World Library  
Flag as Inappropriate
Email this Article

Zulma Bouffar

Article Id: WHEBN0026933197
Reproduction Date:

Title: Zulma Bouffar  
Author: World Heritage Encyclopedia
Language: English
Subject: Jacques Offenbach, Carmen
Collection: 1841 Births, 1909 Deaths, French Opera Singers, French Operatic Sopranos, French Theatre Managers and Producers, People from Lot-Et-Garonne
Publisher: World Heritage Encyclopedia

Zulma Bouffar

Zulma Bouffar

Zulma Madeleine Boufflar, known as Zulma Bouffar, born Nérac 24 May 1841, died Couilly-Pont-aux-Dames 20 January 1909, was a French actress and soprano singer, associated with the opéra-bouffe of Paris in the second half of the 19th century who enjoyed a successful career around Europe.[1]

Life and career

Aged only 6 Bouffar appeared in La fille bien gardée in Marseille, and followed this with successful performances in Lyon. Her father then toured with her around western Europe and Scandinavia. After her father’s death in 1854 she continued travelling, bringing into her repertoire some of the contemporary songs of Offenbach, who heard her sing in Hamburg in 1864. The same year Bouffar appeared at Bad Ems in Offenbach's Lischen et Fritzchen, and repeated her success in Paris.[2]

From this time for about 12 years Bouffar was probably Offenbach's mistress – his longest extra-marital liaison.[3] She created Nani in Les bergers, Gabrielle in La vie Parisienne, Drogan in Geneviève de Brabant, Toto in Le château à Toto, Fragoletto in Les Brigands, Robin Luron in Le Roi Carotte, Ginetta in Les braconniers, Moschetta in Il signor Fagotto and Prince Caprice in Le voyage dans la lune – a range of men's and women's roles.[2]

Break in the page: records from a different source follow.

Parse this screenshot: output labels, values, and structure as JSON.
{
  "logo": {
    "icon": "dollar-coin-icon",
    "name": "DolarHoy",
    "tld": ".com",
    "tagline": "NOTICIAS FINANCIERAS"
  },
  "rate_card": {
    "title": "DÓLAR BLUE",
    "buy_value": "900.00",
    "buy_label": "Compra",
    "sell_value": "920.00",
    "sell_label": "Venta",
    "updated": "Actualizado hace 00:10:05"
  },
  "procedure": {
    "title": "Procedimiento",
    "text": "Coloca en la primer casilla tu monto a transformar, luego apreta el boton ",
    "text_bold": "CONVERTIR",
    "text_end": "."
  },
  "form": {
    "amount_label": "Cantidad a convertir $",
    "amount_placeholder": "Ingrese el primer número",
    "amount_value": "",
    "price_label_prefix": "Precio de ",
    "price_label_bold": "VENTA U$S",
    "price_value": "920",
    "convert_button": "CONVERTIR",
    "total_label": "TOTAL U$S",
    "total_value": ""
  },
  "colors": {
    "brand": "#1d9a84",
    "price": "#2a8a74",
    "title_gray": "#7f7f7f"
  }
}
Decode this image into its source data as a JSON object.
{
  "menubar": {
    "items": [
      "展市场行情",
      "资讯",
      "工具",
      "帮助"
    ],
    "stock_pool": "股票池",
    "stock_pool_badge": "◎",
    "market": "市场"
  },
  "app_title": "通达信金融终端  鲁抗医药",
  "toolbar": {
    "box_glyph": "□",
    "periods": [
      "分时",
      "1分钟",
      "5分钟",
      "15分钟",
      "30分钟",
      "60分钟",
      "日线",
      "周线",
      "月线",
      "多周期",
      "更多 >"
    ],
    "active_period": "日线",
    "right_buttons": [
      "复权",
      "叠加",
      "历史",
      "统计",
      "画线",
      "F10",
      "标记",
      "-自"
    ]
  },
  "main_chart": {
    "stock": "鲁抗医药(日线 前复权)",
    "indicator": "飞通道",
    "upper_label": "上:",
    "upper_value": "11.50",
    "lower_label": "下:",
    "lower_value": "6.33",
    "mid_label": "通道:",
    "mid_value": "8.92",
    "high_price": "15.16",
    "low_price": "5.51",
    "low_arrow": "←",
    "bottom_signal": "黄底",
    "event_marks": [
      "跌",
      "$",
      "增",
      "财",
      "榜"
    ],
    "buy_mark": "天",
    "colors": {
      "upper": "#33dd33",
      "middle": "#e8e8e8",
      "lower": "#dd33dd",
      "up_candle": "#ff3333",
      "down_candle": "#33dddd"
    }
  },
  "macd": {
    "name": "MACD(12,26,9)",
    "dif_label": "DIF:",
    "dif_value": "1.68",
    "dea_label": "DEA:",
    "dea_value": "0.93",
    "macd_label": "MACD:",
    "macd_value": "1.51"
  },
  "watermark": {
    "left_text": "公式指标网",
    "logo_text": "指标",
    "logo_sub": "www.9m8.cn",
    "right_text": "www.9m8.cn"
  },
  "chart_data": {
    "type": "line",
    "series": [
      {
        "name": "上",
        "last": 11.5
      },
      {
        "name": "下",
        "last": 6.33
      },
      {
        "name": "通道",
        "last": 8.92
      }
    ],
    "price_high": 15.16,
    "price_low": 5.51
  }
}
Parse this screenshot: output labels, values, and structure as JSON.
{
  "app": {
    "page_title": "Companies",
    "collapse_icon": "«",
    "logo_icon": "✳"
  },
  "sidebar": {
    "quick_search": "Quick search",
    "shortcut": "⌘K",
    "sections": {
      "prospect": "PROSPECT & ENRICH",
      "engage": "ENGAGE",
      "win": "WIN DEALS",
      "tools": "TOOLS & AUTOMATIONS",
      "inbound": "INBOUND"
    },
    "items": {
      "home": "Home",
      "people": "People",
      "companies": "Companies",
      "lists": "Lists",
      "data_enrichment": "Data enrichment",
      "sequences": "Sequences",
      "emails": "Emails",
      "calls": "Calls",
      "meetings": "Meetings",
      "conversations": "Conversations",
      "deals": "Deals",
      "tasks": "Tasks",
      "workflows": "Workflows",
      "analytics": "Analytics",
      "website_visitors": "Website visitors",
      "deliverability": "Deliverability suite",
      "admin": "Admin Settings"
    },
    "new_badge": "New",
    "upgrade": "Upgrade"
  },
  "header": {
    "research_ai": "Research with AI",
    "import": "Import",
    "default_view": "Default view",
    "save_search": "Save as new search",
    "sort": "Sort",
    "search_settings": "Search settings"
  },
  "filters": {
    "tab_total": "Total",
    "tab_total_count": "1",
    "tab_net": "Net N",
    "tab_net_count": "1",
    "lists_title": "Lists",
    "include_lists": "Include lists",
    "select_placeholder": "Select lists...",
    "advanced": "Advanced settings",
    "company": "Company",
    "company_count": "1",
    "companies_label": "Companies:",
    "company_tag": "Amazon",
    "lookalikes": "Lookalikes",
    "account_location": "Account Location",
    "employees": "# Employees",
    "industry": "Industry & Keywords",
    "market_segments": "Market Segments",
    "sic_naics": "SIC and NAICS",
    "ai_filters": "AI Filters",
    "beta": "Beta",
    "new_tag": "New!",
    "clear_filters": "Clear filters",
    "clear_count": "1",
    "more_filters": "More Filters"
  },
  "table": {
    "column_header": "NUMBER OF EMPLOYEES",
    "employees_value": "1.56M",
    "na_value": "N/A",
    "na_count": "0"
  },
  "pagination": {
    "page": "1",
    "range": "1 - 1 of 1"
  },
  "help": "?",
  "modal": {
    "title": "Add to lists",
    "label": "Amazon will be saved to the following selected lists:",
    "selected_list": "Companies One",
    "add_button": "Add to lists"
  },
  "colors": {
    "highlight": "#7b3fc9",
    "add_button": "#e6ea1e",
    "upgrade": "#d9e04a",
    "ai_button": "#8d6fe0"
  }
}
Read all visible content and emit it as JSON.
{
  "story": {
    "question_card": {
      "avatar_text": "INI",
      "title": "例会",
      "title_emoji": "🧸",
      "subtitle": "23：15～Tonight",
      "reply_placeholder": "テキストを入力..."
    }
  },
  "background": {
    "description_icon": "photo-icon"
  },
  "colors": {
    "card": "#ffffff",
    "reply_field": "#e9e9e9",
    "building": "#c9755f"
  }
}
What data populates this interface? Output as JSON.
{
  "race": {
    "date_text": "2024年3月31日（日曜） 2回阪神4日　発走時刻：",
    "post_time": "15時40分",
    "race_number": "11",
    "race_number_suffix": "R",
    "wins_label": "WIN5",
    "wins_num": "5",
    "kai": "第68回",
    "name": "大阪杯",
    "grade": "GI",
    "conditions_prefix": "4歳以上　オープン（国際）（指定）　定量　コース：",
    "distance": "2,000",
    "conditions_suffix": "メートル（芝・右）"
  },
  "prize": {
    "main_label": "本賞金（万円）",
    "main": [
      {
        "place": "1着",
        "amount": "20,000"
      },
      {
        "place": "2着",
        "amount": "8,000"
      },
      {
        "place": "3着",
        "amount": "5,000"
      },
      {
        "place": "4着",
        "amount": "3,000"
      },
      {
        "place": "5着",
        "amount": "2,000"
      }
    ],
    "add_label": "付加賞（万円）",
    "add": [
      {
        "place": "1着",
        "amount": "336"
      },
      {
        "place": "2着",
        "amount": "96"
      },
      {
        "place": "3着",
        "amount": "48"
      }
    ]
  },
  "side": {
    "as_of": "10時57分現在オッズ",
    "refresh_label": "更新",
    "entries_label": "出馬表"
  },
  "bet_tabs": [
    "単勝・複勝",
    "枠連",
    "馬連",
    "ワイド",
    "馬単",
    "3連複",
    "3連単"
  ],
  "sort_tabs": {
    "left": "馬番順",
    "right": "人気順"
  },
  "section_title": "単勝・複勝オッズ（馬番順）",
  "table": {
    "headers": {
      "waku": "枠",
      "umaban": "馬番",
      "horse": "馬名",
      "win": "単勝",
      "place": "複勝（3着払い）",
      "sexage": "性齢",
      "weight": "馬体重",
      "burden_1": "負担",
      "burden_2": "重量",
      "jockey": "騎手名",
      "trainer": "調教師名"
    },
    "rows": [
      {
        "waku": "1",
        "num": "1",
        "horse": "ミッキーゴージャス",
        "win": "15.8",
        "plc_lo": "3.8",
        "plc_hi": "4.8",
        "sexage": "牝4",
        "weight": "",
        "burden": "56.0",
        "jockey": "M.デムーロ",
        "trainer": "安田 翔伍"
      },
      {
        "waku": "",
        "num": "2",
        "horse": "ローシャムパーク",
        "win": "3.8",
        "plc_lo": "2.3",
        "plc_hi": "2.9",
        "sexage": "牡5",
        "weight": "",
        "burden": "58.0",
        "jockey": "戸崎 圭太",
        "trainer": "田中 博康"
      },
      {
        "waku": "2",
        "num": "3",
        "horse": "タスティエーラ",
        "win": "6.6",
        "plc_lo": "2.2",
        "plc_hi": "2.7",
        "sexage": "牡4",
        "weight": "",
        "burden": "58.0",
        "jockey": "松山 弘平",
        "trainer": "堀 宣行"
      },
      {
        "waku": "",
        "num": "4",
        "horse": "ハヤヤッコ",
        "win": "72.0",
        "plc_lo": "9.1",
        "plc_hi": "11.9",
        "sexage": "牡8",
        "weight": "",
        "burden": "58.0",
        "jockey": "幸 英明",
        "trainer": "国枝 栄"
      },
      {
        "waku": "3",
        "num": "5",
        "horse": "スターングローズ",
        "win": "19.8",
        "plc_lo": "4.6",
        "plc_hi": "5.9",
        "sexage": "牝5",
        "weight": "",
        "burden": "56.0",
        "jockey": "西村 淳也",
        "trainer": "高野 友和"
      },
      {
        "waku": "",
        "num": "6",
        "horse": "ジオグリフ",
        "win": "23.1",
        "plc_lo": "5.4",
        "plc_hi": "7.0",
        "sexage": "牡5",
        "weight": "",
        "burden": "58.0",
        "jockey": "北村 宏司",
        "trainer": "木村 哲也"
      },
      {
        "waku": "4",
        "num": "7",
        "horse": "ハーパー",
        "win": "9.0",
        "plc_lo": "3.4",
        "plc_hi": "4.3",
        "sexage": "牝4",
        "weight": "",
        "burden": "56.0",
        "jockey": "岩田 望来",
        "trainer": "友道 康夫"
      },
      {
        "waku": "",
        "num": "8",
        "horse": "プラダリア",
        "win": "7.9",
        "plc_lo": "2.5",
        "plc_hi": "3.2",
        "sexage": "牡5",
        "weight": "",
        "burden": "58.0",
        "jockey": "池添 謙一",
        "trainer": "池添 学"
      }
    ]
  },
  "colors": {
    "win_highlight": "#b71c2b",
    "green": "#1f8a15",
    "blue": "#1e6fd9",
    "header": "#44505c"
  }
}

In 1873 Bouffar was reported in the Parisian press to have been considered for the title role of Bizet's new opera, Carmen. Although the composer refuted the story, the singer did attend the premiere of the piece in 1875.[4]

From 1891-93 Bouffar became the manager of the Théâtre de l'Ambigu-Comique. In the latter part of her stage career, Bouffar appeared in operettas by Lecocq and Strauss, and sang around Europe. She announced her retirement from the stage in 1902.[2]


  1. ^ Gänzl K. Zulma Bouffar. In: The New Grove Dictionary of Opera. Macmillan, London and New York, 1997.
  2. ^ a b c Gänzl K. The Encyclopaedia of the Musical Theatre. Blackwell, Oxford, 1994.
  3. ^ Harding J. Jacques Offenbach, a biography. John Calder, London, 1980.
  4. ^ Curtiss M. Bizet and his world. New York, Vienna House, 1958.
This article was sourced from Creative Commons Attribution-ShareAlike License; additional terms may apply. World Heritage Encyclopedia content is assembled from numerous content providers, Open Access Publishing, and in compliance with The Fair Access to Science and Technology Research Act (FASTR), Wikimedia Foundation, Inc., Public Library of Science, The Encyclopedia of Life, Open Book Publishers (OBP), PubMed, U.S. National Library of Medicine, National Center for Biotechnology Information, U.S. National Library of Medicine, National Institutes of Health (NIH), U.S. Department of Health & Human Services, and, which sources content from all federal, state, local, tribal, and territorial government publication portals (.gov, .mil, .edu). Funding for and content contributors is made possible from the U.S. Congress, E-Government Act of 2002.
Crowd sourced content that is contributed to World Heritage Encyclopedia is peer reviewed and edited by our editorial staff to ensure quality scholarly research articles.
By using this site, you agree to the Terms of Use and Privacy Policy. World Heritage Encyclopedia™ is a registered trademark of the World Public Library Association, a non-profit organization.

Copyright © World Library Foundation. All rights reserved. eBooks from Project Gutenberg are sponsored by the World Library Foundation,
a 501c(4) Member's Support Non-Profit Organization, and is NOT affiliated with any governmental agency or department.